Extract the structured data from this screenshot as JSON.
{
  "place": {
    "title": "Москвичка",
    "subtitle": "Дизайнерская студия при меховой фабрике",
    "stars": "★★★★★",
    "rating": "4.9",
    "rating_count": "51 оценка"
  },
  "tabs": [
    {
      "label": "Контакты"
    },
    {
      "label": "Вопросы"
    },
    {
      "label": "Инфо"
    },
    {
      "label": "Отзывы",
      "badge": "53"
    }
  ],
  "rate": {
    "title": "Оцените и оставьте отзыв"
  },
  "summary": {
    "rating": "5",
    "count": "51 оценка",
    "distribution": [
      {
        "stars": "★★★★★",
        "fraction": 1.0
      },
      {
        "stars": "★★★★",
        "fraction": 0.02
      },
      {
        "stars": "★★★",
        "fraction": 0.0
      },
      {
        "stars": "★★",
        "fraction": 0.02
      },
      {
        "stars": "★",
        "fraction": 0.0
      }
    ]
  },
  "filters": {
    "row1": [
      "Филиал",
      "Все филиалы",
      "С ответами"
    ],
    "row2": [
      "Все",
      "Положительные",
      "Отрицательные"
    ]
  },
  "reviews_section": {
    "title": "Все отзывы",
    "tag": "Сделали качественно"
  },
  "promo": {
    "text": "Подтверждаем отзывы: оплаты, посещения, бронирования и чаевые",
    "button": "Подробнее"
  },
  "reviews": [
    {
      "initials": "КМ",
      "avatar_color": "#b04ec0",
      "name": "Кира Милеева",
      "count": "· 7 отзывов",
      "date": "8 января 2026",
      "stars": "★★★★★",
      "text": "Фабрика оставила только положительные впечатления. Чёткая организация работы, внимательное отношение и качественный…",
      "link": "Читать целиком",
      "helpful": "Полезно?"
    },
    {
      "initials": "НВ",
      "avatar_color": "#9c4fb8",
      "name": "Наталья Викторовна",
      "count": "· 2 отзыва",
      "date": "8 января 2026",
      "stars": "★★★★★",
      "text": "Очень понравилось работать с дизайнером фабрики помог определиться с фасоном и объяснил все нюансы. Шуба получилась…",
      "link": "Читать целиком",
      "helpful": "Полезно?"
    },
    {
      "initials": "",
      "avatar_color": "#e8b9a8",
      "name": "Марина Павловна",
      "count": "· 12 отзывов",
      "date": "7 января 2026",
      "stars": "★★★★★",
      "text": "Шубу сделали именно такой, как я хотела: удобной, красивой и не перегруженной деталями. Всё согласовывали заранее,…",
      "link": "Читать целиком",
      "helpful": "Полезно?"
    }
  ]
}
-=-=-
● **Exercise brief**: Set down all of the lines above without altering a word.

● **Task response**:
Extract the structured data from this screenshot as JSON.
{
  "place": {
    "title": "Москвичка",
    "subtitle": "Дизайнерская студия при меховой фабрике",
    "stars": "★★★★★",
    "rating": "4.9",
    "rating_count": "51 оценка"
  },
  "tabs": [
    {
      "label": "Контакты"
    },
    {
      "label": "Вопросы"
    },
    {
      "label": "Инфо"
    },
    {
      "label": "Отзывы",
      "badge": "53"
    }
  ],
  "rate": {
    "title": "Оцените и оставьте отзыв"
  },
  "summary": {
    "rating": "5",
    "count": "51 оценка",
    "distribution": [
      {
        "stars": "★★★★★",
        "fraction": 1.0
      },
      {
        "stars": "★★★★",
        "fraction": 0.02
      },
      {
        "stars": "★★★",
        "fraction": 0.0
      },
      {
        "stars": "★★",
        "fraction": 0.02
      },
      {
        "stars": "★",
        "fraction": 0.0
      }
    ]
  },
  "filters": {
    "row1": [
      "Филиал",
      "Все филиалы",
      "С ответами"
    ],
    "row2": [
      "Все",
      "Положительные",
      "Отрицательные"
    ]
  },
  "reviews_section": {
    "title": "Все отзывы",
    "tag": "Сделали качественно"
  },
  "promo": {
    "text": "Подтверждаем отзывы: оплаты, посещения, бронирования и чаевые",
    "button": "Подробнее"
  },
  "reviews": [
    {
      "initials": "КМ",
      "avatar_color": "#b04ec0",
      "name": "Кира Милеева",
      "count": "· 7 отзывов",
      "date": "8 января 2026",
      "stars": "★★★★★",
      "text": "Фабрика оставила только положительные впечатления. Чёткая организация работы, внимательное отношение и качественный…",
      "link": "Читать целиком",
      "helpful": "Полезно?"
    },
    {
      "initials": "НВ",
      "avatar_color": "#9c4fb8",
      "name": "Наталья Викторовна",
      "count": "· 2 отзыва",
      "date": "8 января 2026",
      "stars": "★★★★★",
      "text": "Очень понравилось работать с дизайнером фабрики помог определиться с фасоном и объяснил все нюансы. Шуба получилась…",
      "link": "Читать целиком",
      "helpful": "Полезно?"
    },
    {
      "initials": "",
      "avatar_color": "#e8b9a8",
      "name": "Марина Павловна",
      "count": "· 12 отзывов",
      "date": "7 января 2026",
      "stars": "★★★★★",
      "text": "Шубу сделали именно такой, как я хотела: удобной, красивой и не перегруженной деталями. Всё согласовывали заранее,…",
      "link": "Читать целиком",
      "helpful": "Полезно?"
    }
  ]
}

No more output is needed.